_Exercise directions_
From the first line to the last, return the data exactly, with no pictures.

Data excerpts Start Marker

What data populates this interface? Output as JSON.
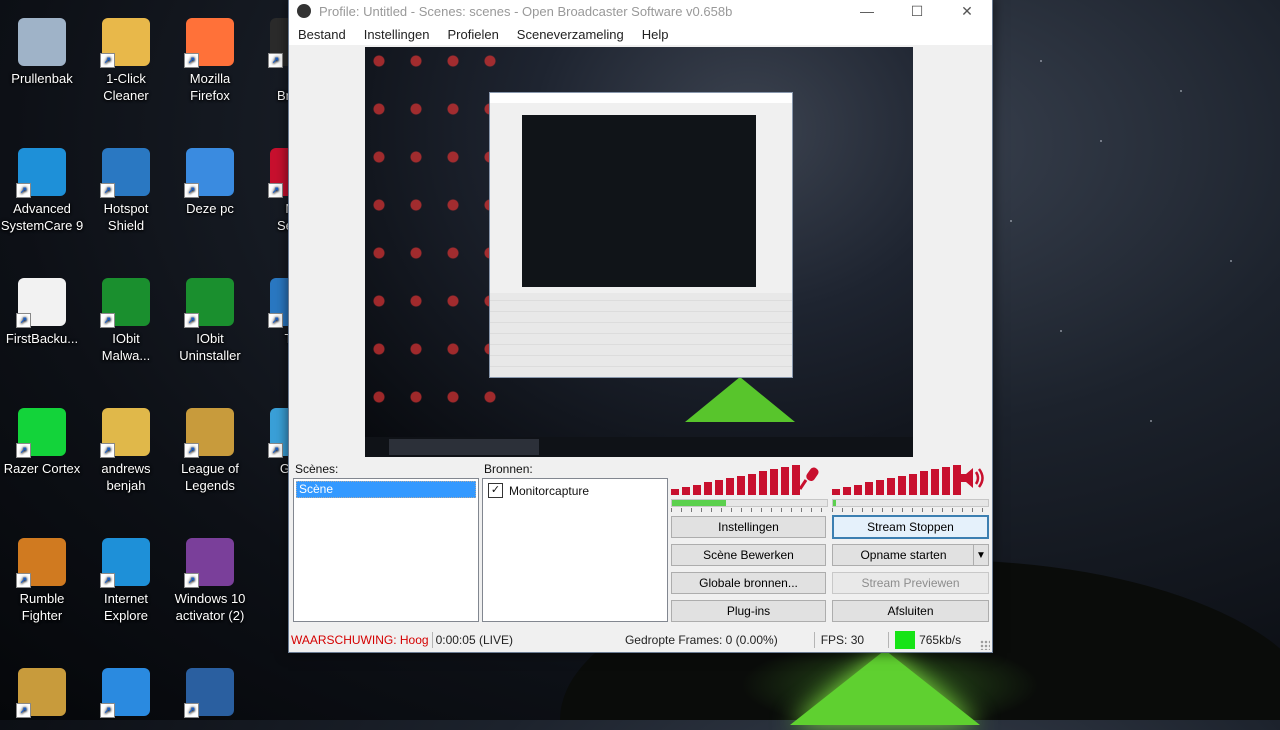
{
  "desktop": {
    "icons": [
      {
        "label": "Prullenbak",
        "icon": "recycle-bin-icon",
        "color": "#9fb3c8"
      },
      {
        "label": "1-Click\nCleaner",
        "icon": "broom-icon",
        "color": "#e8b84a"
      },
      {
        "label": "Mozilla\nFirefox",
        "icon": "firefox-icon",
        "color": "#ff7139"
      },
      {
        "label": "O\nBroac",
        "icon": "obs-icon",
        "color": "#2b2b2b"
      },
      {
        "label": "Advanced\nSystemCare 9",
        "icon": "advanced-systemcare-icon",
        "color": "#1e90d8"
      },
      {
        "label": "Hotspot\nShield",
        "icon": "hotspot-shield-icon",
        "color": "#2a78c2"
      },
      {
        "label": "Deze pc",
        "icon": "computer-icon",
        "color": "#3a8be0"
      },
      {
        "label": "Mc\nSecur",
        "icon": "mcafee-icon",
        "color": "#c8102e"
      },
      {
        "label": "FirstBacku...",
        "icon": "document-icon",
        "color": "#f2f2f2"
      },
      {
        "label": "IObit\nMalwa...",
        "icon": "iobit-malware-icon",
        "color": "#1a8f2e"
      },
      {
        "label": "IObit\nUninstaller",
        "icon": "iobit-uninstaller-icon",
        "color": "#1a8f2e"
      },
      {
        "label": "Tru",
        "icon": "app-icon",
        "color": "#2a78c2"
      },
      {
        "label": "Razer Cortex",
        "icon": "razer-cortex-icon",
        "color": "#13d33a"
      },
      {
        "label": "andrews\nbenjah",
        "icon": "user-folder-icon",
        "color": "#e0b84a"
      },
      {
        "label": "League of\nLegends",
        "icon": "league-of-legends-icon",
        "color": "#c89b3c"
      },
      {
        "label": "Gam",
        "icon": "app-icon",
        "color": "#3aa0d8"
      },
      {
        "label": "Rumble\nFighter",
        "icon": "rumble-fighter-icon",
        "color": "#d07a20"
      },
      {
        "label": "Internet\nExplore",
        "icon": "internet-explorer-icon",
        "color": "#1e90d8"
      },
      {
        "label": "Windows 10\nactivator (2)",
        "icon": "winrar-icon",
        "color": "#7a3f9a"
      },
      {
        "label": "",
        "icon": "league-of-legends-icon",
        "color": "#c89b3c"
      },
      {
        "label": "",
        "icon": "windows10-icon",
        "color": "#2a8ae0"
      },
      {
        "label": "",
        "icon": "battlenet-icon",
        "color": "#2a5fa0"
      }
    ]
  },
  "window": {
    "title": "Profile: Untitled - Scenes: scenes - Open Broadcaster Software v0.658b",
    "controls": {
      "minimize": "—",
      "maximize": "☐",
      "close": "✕"
    },
    "menu": [
      "Bestand",
      "Instellingen",
      "Profielen",
      "Sceneverzameling",
      "Help"
    ]
  },
  "scenes": {
    "label": "Scènes:",
    "items": [
      "Scène"
    ]
  },
  "sources": {
    "label": "Bronnen:",
    "items": [
      {
        "name": "Monitorcapture",
        "checked": true
      }
    ]
  },
  "audio": {
    "mic_icon": "microphone-icon",
    "speaker_icon": "speaker-icon",
    "mic_level": 0.35,
    "desktop_level": 0.02,
    "meter_color": "#c8102e",
    "slider_color": "#5bd04d"
  },
  "buttons": {
    "settings": "Instellingen",
    "stop_stream": "Stream Stoppen",
    "edit_scene": "Scène Bewerken",
    "start_recording": "Opname starten",
    "global_sources": "Globale bronnen...",
    "preview_stream": "Stream Previewen",
    "plugins": "Plug-ins",
    "exit": "Afsluiten"
  },
  "status": {
    "warning": "WAARSCHUWING: Hoog",
    "time": "0:00:05 (LIVE)",
    "dropped": "Gedropte Frames: 0 (0.00%)",
    "fps": "FPS: 30",
    "bitrate": "765kb/s",
    "bitrate_color": "#16e416",
    "warning_color": "#d40000"
  }
}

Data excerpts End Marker

_Response_
What data populates this interface? Output as JSON.
{
  "desktop": {
    "icons": [
      {
        "label": "Prullenbak",
        "icon": "recycle-bin-icon",
        "color": "#9fb3c8"
      },
      {
        "label": "1-Click\nCleaner",
        "icon": "broom-icon",
        "color": "#e8b84a"
      },
      {
        "label": "Mozilla\nFirefox",
        "icon": "firefox-icon",
        "color": "#ff7139"
      },
      {
        "label": "O\nBroac",
        "icon": "obs-icon",
        "color": "#2b2b2b"
      },
      {
        "label": "Advanced\nSystemCare 9",
        "icon": "advanced-systemcare-icon",
        "color": "#1e90d8"
      },
      {
        "label": "Hotspot\nShield",
        "icon": "hotspot-shield-icon",
        "color": "#2a78c2"
      },
      {
        "label": "Deze pc",
        "icon": "computer-icon",
        "color": "#3a8be0"
      },
      {
        "label": "Mc\nSecur",
        "icon": "mcafee-icon",
        "color": "#c8102e"
      },
      {
        "label": "FirstBacku...",
        "icon": "document-icon",
        "color": "#f2f2f2"
      },
      {
        "label": "IObit\nMalwa...",
        "icon": "iobit-malware-icon",
        "color": "#1a8f2e"
      },
      {
        "label": "IObit\nUninstaller",
        "icon": "iobit-uninstaller-icon",
        "color": "#1a8f2e"
      },
      {
        "label": "Tru",
        "icon": "app-icon",
        "color": "#2a78c2"
      },
      {
        "label": "Razer Cortex",
        "icon": "razer-cortex-icon",
        "color": "#13d33a"
      },
      {
        "label": "andrews\nbenjah",
        "icon": "user-folder-icon",
        "color": "#e0b84a"
      },
      {
        "label": "League of\nLegends",
        "icon": "league-of-legends-icon",
        "color": "#c89b3c"
      },
      {
        "label": "Gam",
        "icon": "app-icon",
        "color": "#3aa0d8"
      },
      {
        "label": "Rumble\nFighter",
        "icon": "rumble-fighter-icon",
        "color": "#d07a20"
      },
      {
        "label": "Internet\nExplore",
        "icon": "internet-explorer-icon",
        "color": "#1e90d8"
      },
      {
        "label": "Windows 10\nactivator (2)",
        "icon": "winrar-icon",
        "color": "#7a3f9a"
      },
      {
        "label": "",
        "icon": "league-of-legends-icon",
        "color": "#c89b3c"
      },
      {
        "label": "",
        "icon": "windows10-icon",
        "color": "#2a8ae0"
      },
      {
        "label": "",
        "icon": "battlenet-icon",
        "color": "#2a5fa0"
      }
    ]
  },
  "window": {
    "title": "Profile: Untitled - Scenes: scenes - Open Broadcaster Software v0.658b",
    "controls": {
      "minimize": "—",
      "maximize": "☐",
      "close": "✕"
    },
    "menu": [
      "Bestand",
      "Instellingen",
      "Profielen",
      "Sceneverzameling",
      "Help"
    ]
  },
  "scenes": {
    "label": "Scènes:",
    "items": [
      "Scène"
    ]
  },
  "sources": {
    "label": "Bronnen:",
    "items": [
      {
        "name": "Monitorcapture",
        "checked": true
      }
    ]
  },
  "audio": {
    "mic_icon": "microphone-icon",
    "speaker_icon": "speaker-icon",
    "mic_level": 0.35,
    "desktop_level": 0.02,
    "meter_color": "#c8102e",
    "slider_color": "#5bd04d"
  },
  "buttons": {
    "settings": "Instellingen",
    "stop_stream": "Stream Stoppen",
    "edit_scene": "Scène Bewerken",
    "start_recording": "Opname starten",
    "global_sources": "Globale bronnen...",
    "preview_stream": "Stream Previewen",
    "plugins": "Plug-ins",
    "exit": "Afsluiten"
  },
  "status": {
    "warning": "WAARSCHUWING: Hoog",
    "time": "0:00:05 (LIVE)",
    "dropped": "Gedropte Frames: 0 (0.00%)",
    "fps": "FPS: 30",
    "bitrate": "765kb/s",
    "bitrate_color": "#16e416",
    "warning_color": "#d40000"
  }
}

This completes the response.